Science today is judged by two metrics: papers published and students graduated.
It's important to actually understand that statement if you want to understand some of the quirks and problems with scientific culture.
You do not get credit for projects, advancements, talks, transition to industry, programs, results, etc..
First, the National Science Foundation only allows you to list ten papers on your biography for grant applications, so whether you published 10 papers or 1000 papers, you still can only list ten on your biographical sketch.
Also, regarding things other than papers: you are required to include in your grant applications a report on the results (including "boarder impacts to society") of all your previously funded research projects. People get big credit when applications of their work is picked up by industry and a grant officer on one of my grants said they were very happy when my reports included working code on github and submitted to CRAN in addition to the usual scientific publications. At a meeting of grant-recipients I attended in Washington recently, the NSF had one researcher give a featured presentation highlighting an open-source web-based platform he had developed for integrating hydrologic, climate, and agricultural data to help farmers deal with drought.
For promotion and tenure, talks, patents, projects, industry collaborations, etc. are indeed counted. Moreover, when a professor is up for tenure, they have to go through their publication list and explain what they contributed to each paper they list, so if you didn't do much, the paper doesn't count much for your promotion.

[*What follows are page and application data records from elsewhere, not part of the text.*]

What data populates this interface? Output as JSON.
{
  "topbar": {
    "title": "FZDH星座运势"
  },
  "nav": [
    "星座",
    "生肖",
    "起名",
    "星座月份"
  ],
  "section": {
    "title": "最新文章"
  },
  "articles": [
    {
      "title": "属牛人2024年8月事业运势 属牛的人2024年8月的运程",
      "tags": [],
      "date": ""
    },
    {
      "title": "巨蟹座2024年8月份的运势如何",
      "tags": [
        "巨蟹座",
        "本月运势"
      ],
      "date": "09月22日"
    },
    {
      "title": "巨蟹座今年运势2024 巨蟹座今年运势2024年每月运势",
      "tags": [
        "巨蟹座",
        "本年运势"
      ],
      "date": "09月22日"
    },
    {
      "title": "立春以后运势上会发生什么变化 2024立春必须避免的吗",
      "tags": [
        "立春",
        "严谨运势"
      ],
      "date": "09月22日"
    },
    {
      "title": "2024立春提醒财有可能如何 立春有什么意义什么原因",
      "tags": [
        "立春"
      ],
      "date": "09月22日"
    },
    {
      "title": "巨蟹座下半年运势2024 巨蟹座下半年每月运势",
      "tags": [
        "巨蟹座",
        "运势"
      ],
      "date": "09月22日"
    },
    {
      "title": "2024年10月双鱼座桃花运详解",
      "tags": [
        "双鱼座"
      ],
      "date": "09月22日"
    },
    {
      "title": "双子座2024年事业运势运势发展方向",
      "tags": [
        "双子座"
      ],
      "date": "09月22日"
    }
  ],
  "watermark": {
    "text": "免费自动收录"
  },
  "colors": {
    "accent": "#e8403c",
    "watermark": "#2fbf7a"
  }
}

And the quality of papers is at least as important as the number of papers. For promotion, the university contacts a dozen or so major scientists in other institutions who have never worked directly with you or co-authored any papers with you, and asks each of them to evaluate how important your contribution to science was. If you are just one of 1000 authors on a bunch of papers, but no one knows of any major contributions that you made to those papers, you almost certainly won't get tenure.